*EXERCISE*
The entries follow. Copy every line in which "trips" appears.

Start of MATERIAL FOR THIS TASK

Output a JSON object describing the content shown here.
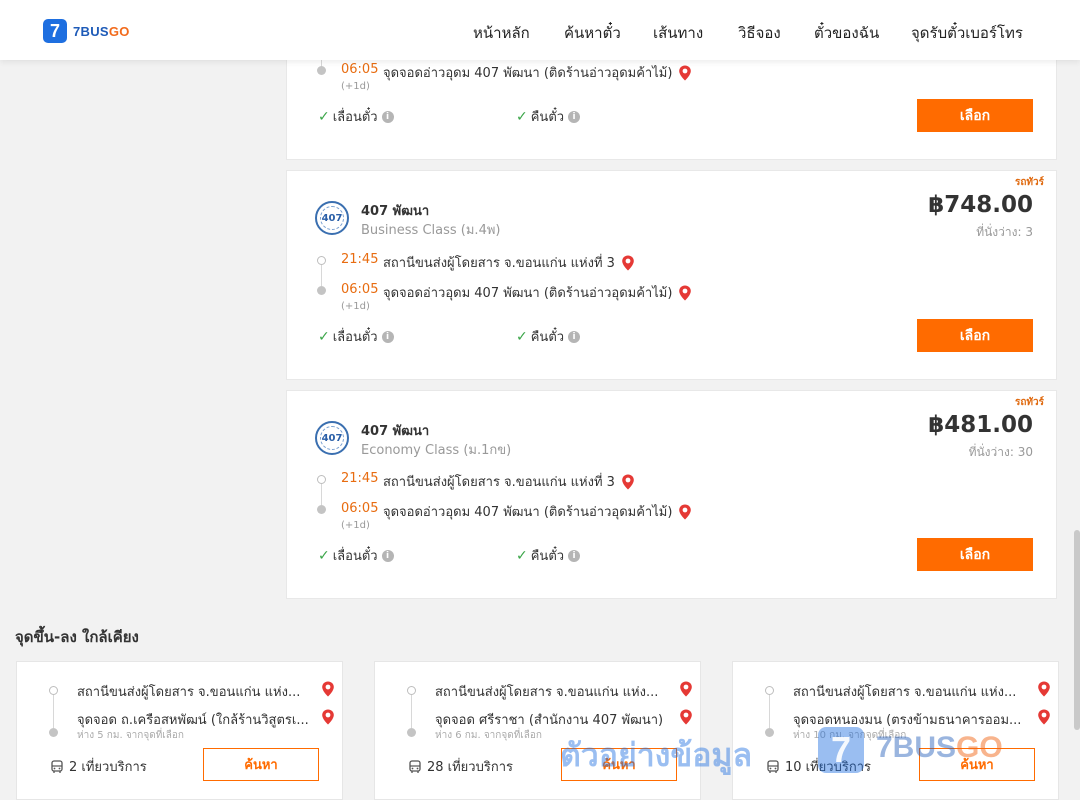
{
  "header": {
    "logo_mark": "7",
    "logo_text_main": "7BUS",
    "logo_text_go": "GO",
    "nav": [
      "หน้าหลัก",
      "ค้นหาตั๋ว",
      "เส้นทาง",
      "วิธีจอง",
      "ตั๋วของฉัน",
      "จุดรับตั๋วเบอร์โทร"
    ]
  },
  "trips": [
    {
      "arrive_time": "06:05",
      "arrive_place": "จุดจอดอ่าวอุดม 407 พัฒนา (ติดร้านอ่าวอุดมค้าไม้)",
      "next_day": "(+1d)",
      "feature_1": "เลื่อนตั๋ว",
      "feature_2": "คืนตั๋ว",
      "select_label": "เลือก"
    },
    {
      "tag": "รถทัวร์",
      "logo": "407",
      "operator": "407 พัฒนา",
      "bus_class": "Business Class (ม.4พ)",
      "price": "฿748.00",
      "seats": "ที่นั่งว่าง: 3",
      "depart_time": "21:45",
      "depart_place": "สถานีขนส่งผู้โดยสาร จ.ขอนแก่น แห่งที่ 3",
      "arrive_time": "06:05",
      "arrive_place": "จุดจอดอ่าวอุดม 407 พัฒนา (ติดร้านอ่าวอุดมค้าไม้)",
      "next_day": "(+1d)",
      "feature_1": "เลื่อนตั๋ว",
      "feature_2": "คืนตั๋ว",
      "select_label": "เลือก"
    },
    {
      "tag": "รถทัวร์",
      "logo": "407",
      "operator": "407 พัฒนา",
      "bus_class": "Economy Class (ม.1กข)",
      "price": "฿481.00",
      "seats": "ที่นั่งว่าง: 30",
      "depart_time": "21:45",
      "depart_place": "สถานีขนส่งผู้โดยสาร จ.ขอนแก่น แห่งที่ 3",
      "arrive_time": "06:05",
      "arrive_place": "จุดจอดอ่าวอุดม 407 พัฒนา (ติดร้านอ่าวอุดมค้าไม้)",
      "next_day": "(+1d)",
      "feature_1": "เลื่อนตั๋ว",
      "feature_2": "คืนตั๋ว",
      "select_label": "เลือก"
    }
  ],
  "nearby": {
    "title": "จุดขึ้น-ลง ใกล้เคียง",
    "cards": [
      {
        "from": "สถานีขนส่งผู้โดยสาร จ.ขอนแก่น แห่ง...",
        "to": "จุดจอด ถ.เครือสหพัฒน์ (ใกล้ร้านวิสูตรเ...",
        "distance": "ห่าง 5 กม. จากจุดที่เลือก",
        "trips": "2 เที่ยวบริการ",
        "button": "ค้นหา"
      },
      {
        "from": "สถานีขนส่งผู้โดยสาร จ.ขอนแก่น แห่ง...",
        "to": "จุดจอด ศรีราชา (สำนักงาน 407 พัฒนา)",
        "distance": "ห่าง 6 กม. จากจุดที่เลือก",
        "trips": "28 เที่ยวบริการ",
        "button": "ค้นหา"
      },
      {
        "from": "สถานีขนส่งผู้โดยสาร จ.ขอนแก่น แห่ง...",
        "to": "จุดจอดหนองมน (ตรงข้ามธนาคารออม...",
        "distance": "ห่าง 10 กม. จากจุดที่เลือก",
        "trips": "10 เที่ยวบริการ",
        "button": "ค้นหา"
      }
    ]
  },
  "watermark": {
    "text": "ตัวอย่างข้อมูล",
    "badge": "7",
    "brand_main": "7BUS",
    "brand_go": "GO"
  },
  "colors": {
    "accent": "#ff6b00",
    "time": "#e86c10",
    "check": "#3aa548",
    "pin": "#e53935",
    "brand_blue": "#1e6fe0"
  }
}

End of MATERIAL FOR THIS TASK

*OUTPUT BELOW*
  "trips": [
        "trips": "2 เที่ยวบริการ",
        "trips": "28 เที่ยวบริการ",
        "trips": "10 เที่ยวบริการ",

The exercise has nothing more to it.